T Magazine, The New York Times

 

One Lavish Decorator’s Super Simple Beach Retreat

By SARA RUFFIN COSTELLO JULY 15, 2016

Miles Redd has made a career out of his love for custom flounce and flourish. So how did he end up with an Ikea-filled bungalow on Fire Island?

Anyone who has ever encountered an interior by Miles Redd knows that he isn’t afraid of color. Or patterns. Or accessories. Indeed, if the 47-year-old decorator has a single governing aesthetic, it’s exuberance: Consider his downtown New York City townhouse, where a red velvet banquette punctuates the Schiaparelli-pink living room, and a set of double doors are covered in zebra hide and detailed with rock crystal handles. In Redd’s rooms, bombastic color is the first line of assault targeted at walls, upholstery, lampshades and floors. He takes a couturier-like approach to curtains and bed hangings — he is an ardent admirer of the dressmaker Charles James — giving yards of decadent satin extra volume by lining them with even more satin, or finishing them with pleated ruffles. He tells stories with objects, juxtaposing some of his signature flourishes (baroque mirrors, sterling silver bowls) against his clients’ own pieces. It’s this ability to create glamorous, cinematic spaces (Redd was a film major at NYU) that has earned him his discerning following, along with a fabric line at Schumacher and, until 2013, a decade-long run as the creative director of Oscar de la Renta Home.

Which is what makes Redd’s seaside retreat on New York’s Fire Island Pines so surprising. Here, in a 3,000-square-foot, ’70s-era, glass-and-cedar four-bedroom house perched between the bay and the sea, the mood is easy, not theatrical. Most of the furniture and fixtures are from big-box stores. The carpets are industrial gray. The flourishes are minimal. Even more striking is the palette: pure white for the most part, with well-chosen accessories like a fern curling out of a glass vase or a Chinese pagoda hat covered in Redd’s own Black and White V Schumacher fabric. The landscaping is similarly laid-back: The long, winding walkway that leads to the house is hugged by dense copses of bamboo, which also offer privacy, and around the pool are low-maintenance groupings of arborvitae, rosemary and lavender.

Redd bought the house in 2006, after renting on the island the year before. “I fell hard, like you fall in love,” he says now, recalling his instant attraction to the summer community’s modern, boxy houses, its shrubby pines and grasses. He especially loves the legendary gay enclave’s relaxed pace: its lack of cars (a long wooden planked walkway runs throughout the nearly 32-mile-long island); the way you could stand in the center and see the bay in one direction and the sea in the other; the festive 20-minute-long ferry ride from Sayville, on Great South Bay; and the Pines’s welcoming spirit.

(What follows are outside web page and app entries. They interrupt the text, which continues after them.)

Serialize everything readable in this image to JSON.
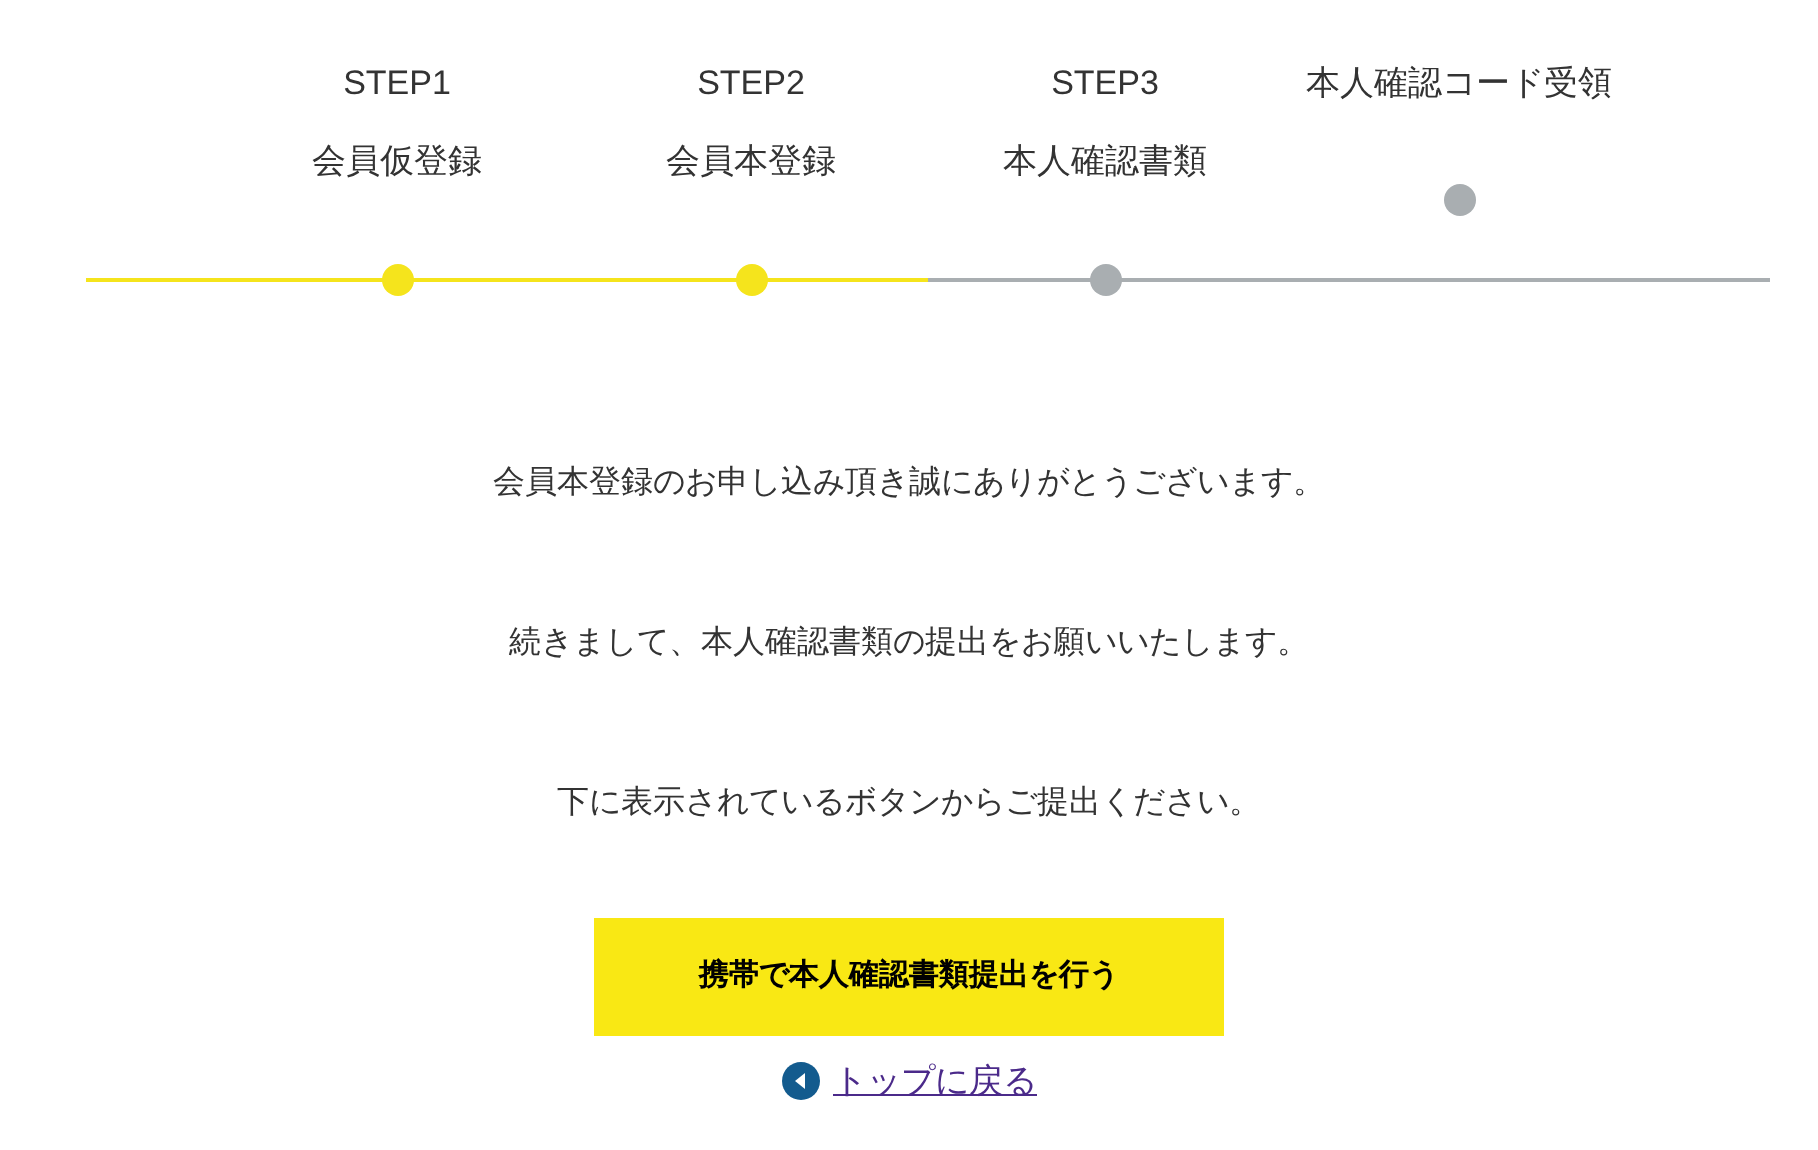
{
  "steps": [
    {
      "kind": "numbered",
      "label": "STEP1",
      "name": "会員仮登録",
      "done": true
    },
    {
      "kind": "numbered",
      "label": "STEP2",
      "name": "会員本登録",
      "done": true
    },
    {
      "kind": "numbered",
      "label": "STEP3",
      "name": "本人確認書類",
      "done": false
    },
    {
      "kind": "final",
      "name": "本人確認コード受領",
      "done": false
    }
  ],
  "messages": [
    "会員本登録のお申し込み頂き誠にありがとうございます。",
    "続きまして、本人確認書類の提出をお願いいたします。",
    "下に表示されているボタンからご提出ください。"
  ],
  "button": "携帯で本人確認書類提出を行う",
  "back_link": "トップに戻る"
}
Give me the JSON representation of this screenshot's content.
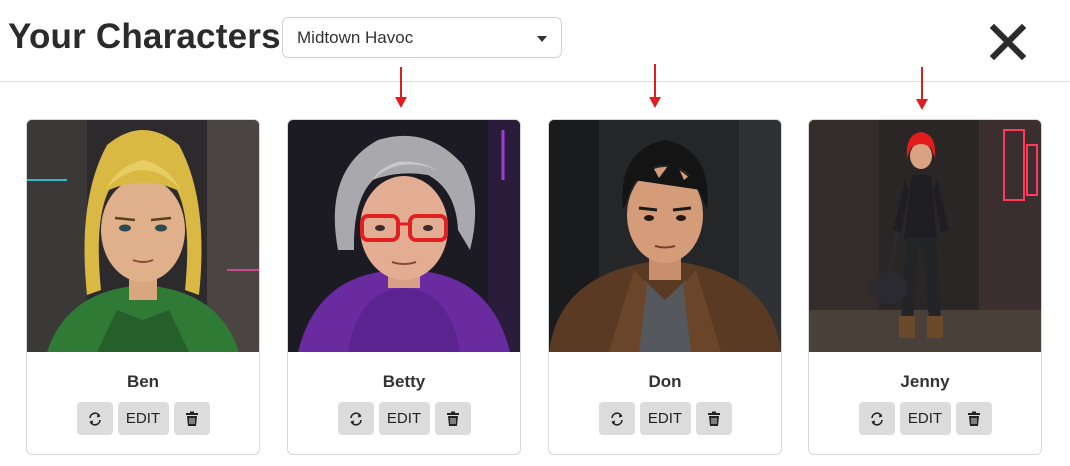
{
  "header": {
    "title": "Your Characters",
    "selected_world": "Midtown Havoc"
  },
  "colors": {
    "arrow": "#e01e1e",
    "button_bg": "#dcdcdc"
  },
  "icons": {
    "close": "close-icon",
    "regenerate": "refresh-icon",
    "delete": "trash-icon",
    "select_caret": "caret-down-icon"
  },
  "characters": [
    {
      "name": "Ben",
      "edit_label": "EDIT",
      "hair": "#d9b843",
      "clothes": "#2f7a35"
    },
    {
      "name": "Betty",
      "edit_label": "EDIT",
      "hair": "#a9a9ad",
      "clothes": "#6a2ba0"
    },
    {
      "name": "Don",
      "edit_label": "EDIT",
      "hair": "#141414",
      "clothes": "#5a3a22"
    },
    {
      "name": "Jenny",
      "edit_label": "EDIT",
      "hair": "#e21b1b",
      "clothes": "#1e1e22"
    }
  ]
}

It’s the sort of place, he says, where “if you happened to be strolling down a little wooden path and heard a party going on, you could just go in if you wanted to.” Indeed, the Pines is a contradiction: a place both unapologetically scene-y and, at the same time, convincingly low-key.

In homage to that latter quality, Redd ended up changing very little about his house. Aside from removing a couple of Nagel posters and adding some personal comforts — new mattresses and bedding, a gym, better lighting and hooks for wet bathing suits — he left everything intact, including a white Parsons dining table and three comfortable off-white linen sofas. Spending the previous summer as a renter, living in a raw, undone sort of way, made Redd understand and appreciate the luxury of simplicity: the liberation that lies at the opposite end of the sewn-up grandeur he so convincingly creates elsewhere.

Not that he’s going minimalist now — though he is learning to appreciate absences when he finds them. “Even though I will always love beautiful things, I’ve relaxed my hold on them,” Redd says. “At this stage in my life I’m starting to love beautiful space even more.”

Sara Costello